Black Soldiers in the Revolution
Sadly, today we are routinely taught the negatives of American history — we emphasis the bad and the ugly with nearly no mention of the good. Consequently, we hear the many ways that Americans did not always live up to the ideals of our founding, especially that black Americans were despised and enslaved. This is indeed part of the story, but there is much more. For example, on the positive side, did you know that many black Americans played key roles in the War for Independence? Consider just three.
James Armistead from Virginia worked closely with Marquis de Lafayette. He was able to infiltrate the camp of the patriot-turned-traitor, Benedict Arnold (then a British general after his defection from the Americans), and later the camp of British General Lord Cornwallis. Armistead obtained vital information about British plans and troop movements that he fed back to Lafayette and George Washington. His information allowed the American forces to initiate the Battle of Yorktown, which led to the end of the American Revolution. For his military services, Armistead was granted a retirement pension from Virginia.
- In December 1776, the second-in-command of the American Army, General Charles Lee, was taken prisoner by the British. To obtain his release, a prisoner exchange for a British general of the same rank was needed. Lt. Col. William Barton therefore undertook a daring plan to slip into the British stronghold at Newport, Rhode Island, capture British General Richard Prescott, and return him to the American side before the British learned of his capture.Barton hand-selected about forty elite soldiers, who silently slipped past the main British force and overpowered the guards protecting the general. They had only to break down the door to his room and grab Prescott.
One of the black commandos on the mission, Prince Sisson – a powerful man – stepped forward and charged the door. Using his own head as a battering ram, the locked door gave way and Prince entered the quarters and seized the surprised general. The group safely returned with Prescott, who was subsequently exchanged for General Charles Lee. The daring act of Sisson is still celebrated to this day.
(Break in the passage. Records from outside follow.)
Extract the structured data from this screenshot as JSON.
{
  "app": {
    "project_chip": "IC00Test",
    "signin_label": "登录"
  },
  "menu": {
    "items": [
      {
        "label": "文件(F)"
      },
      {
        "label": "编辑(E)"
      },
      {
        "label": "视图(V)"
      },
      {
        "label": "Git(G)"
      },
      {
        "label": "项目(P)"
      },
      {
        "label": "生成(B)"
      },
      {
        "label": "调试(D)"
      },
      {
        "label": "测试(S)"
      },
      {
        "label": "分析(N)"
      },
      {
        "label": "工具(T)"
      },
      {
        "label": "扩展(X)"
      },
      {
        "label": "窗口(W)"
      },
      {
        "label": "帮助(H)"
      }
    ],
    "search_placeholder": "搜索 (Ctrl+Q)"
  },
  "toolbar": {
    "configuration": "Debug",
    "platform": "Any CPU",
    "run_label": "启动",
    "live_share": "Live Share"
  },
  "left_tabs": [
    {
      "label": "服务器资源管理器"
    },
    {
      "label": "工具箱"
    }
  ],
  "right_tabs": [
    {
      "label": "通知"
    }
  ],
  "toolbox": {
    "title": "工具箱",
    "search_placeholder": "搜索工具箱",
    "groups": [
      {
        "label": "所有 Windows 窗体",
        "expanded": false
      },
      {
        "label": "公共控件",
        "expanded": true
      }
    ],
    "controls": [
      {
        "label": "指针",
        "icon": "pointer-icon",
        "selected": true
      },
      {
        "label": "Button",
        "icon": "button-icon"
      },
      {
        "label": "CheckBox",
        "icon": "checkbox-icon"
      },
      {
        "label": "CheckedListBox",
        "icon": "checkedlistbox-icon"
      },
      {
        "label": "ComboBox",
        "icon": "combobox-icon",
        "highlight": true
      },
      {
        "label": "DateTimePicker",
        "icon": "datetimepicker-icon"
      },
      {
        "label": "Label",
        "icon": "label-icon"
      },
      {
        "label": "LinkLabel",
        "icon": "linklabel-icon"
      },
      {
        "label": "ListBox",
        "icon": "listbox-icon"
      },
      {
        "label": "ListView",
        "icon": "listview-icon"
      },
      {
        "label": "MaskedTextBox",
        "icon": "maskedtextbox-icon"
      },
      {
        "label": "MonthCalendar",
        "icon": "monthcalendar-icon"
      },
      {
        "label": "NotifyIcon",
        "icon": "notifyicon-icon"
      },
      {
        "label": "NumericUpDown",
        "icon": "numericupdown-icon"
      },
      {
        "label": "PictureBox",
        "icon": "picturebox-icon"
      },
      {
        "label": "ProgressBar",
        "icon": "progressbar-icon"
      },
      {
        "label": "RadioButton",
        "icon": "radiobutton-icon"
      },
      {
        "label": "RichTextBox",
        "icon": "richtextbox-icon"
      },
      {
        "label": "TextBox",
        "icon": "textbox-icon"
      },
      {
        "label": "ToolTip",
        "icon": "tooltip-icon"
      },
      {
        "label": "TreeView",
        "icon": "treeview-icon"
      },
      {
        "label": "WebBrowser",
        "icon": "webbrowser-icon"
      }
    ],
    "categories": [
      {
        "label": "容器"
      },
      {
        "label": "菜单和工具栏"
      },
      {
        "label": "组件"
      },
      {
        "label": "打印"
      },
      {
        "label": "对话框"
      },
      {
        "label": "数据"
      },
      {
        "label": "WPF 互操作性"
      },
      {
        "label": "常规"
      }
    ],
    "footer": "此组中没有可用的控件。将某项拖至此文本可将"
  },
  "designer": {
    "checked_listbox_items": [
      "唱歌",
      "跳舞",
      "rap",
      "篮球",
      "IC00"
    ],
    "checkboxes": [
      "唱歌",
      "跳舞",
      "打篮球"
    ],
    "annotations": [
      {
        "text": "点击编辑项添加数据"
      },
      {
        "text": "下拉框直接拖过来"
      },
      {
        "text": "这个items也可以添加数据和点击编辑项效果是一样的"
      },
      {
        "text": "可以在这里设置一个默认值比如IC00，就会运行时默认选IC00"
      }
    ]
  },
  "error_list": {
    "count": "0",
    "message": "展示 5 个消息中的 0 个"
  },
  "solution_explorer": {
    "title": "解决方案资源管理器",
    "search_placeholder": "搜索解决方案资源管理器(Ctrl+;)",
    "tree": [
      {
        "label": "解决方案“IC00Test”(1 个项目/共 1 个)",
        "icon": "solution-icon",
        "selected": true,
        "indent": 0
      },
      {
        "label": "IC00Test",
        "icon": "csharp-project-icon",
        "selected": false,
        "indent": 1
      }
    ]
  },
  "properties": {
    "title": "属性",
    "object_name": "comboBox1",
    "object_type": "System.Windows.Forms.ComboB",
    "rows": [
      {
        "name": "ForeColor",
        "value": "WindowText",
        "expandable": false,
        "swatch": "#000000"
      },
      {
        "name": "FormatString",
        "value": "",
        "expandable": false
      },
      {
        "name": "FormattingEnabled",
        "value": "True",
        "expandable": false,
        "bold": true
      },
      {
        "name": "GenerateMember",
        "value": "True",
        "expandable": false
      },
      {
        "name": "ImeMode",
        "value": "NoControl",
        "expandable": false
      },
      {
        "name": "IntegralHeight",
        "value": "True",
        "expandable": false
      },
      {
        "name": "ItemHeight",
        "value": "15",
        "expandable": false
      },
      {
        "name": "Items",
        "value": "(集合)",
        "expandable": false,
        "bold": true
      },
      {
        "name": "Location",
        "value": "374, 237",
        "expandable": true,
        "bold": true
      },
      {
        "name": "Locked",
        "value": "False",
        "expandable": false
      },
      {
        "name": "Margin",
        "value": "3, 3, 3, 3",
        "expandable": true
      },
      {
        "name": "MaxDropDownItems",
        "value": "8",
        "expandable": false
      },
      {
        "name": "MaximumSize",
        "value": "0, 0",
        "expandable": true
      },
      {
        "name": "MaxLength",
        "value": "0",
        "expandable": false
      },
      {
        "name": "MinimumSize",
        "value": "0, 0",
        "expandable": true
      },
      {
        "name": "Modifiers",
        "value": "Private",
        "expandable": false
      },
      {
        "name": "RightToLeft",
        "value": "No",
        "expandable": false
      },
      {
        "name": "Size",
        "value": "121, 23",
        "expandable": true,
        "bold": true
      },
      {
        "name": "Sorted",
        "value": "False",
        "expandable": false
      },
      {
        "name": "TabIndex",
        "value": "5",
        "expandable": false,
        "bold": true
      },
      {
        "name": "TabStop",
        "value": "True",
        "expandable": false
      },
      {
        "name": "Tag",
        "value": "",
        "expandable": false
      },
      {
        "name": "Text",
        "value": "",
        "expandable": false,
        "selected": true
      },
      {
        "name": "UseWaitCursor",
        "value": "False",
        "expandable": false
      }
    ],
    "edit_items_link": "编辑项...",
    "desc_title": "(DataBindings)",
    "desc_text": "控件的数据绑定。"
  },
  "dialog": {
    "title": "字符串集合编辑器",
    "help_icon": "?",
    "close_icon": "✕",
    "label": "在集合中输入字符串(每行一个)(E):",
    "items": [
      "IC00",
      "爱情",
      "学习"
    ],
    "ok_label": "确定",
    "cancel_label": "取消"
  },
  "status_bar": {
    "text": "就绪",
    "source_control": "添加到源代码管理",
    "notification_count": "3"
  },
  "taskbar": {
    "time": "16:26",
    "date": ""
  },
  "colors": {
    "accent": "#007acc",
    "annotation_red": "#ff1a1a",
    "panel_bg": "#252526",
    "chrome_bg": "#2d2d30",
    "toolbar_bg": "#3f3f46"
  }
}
Wentworth Cheswell, grandson of a slave, had a long career in public office. Elected in 1768 as a town constable in New Hampshire, he became the first black elected to office in America. In 1770, he was a town selectman, considered as one of the “town fathers” in the community. Other public offices he held included that of Auditor, Assessor, Coroner, Moderator (presiding over town meetings), and Justice of the Peace. In the latter role, he oversaw trials, settled disputes, and executed legal documents. Altogether, Cheswell held some form of public office for 49 years.During the Revolution, he was a messenger for the Committee of Safety, carrying intelligence and messages back and forth between strategic operational centers. It was in this position that Cheswell made an all-night ride, similar to the one undertaken by Paul Revere, warning citizens of imminent British invasion. In 1777, Cheswell enlisted in a company of Light Horse Volunteers commanded by Colonel John Langdon, who later became a signer of the U.S. Constitution.
Cheswell has a lasting legacy as a patriot, teacher, church leader, historian, archeologist, educator, judge, and elected official. He is a black patriot worthy of honoring and remembering.
In the WallBuilders library, we are blessed to have some military pay documents that were issued to various black soldiers during the Revolution (such as those pictured below) as well as some documents signed by Wentworth Cheswell (pictured above).
This February, let’s put some of the good stories back into Black History Month by acknowledging courageous black patriots in the American Revolution.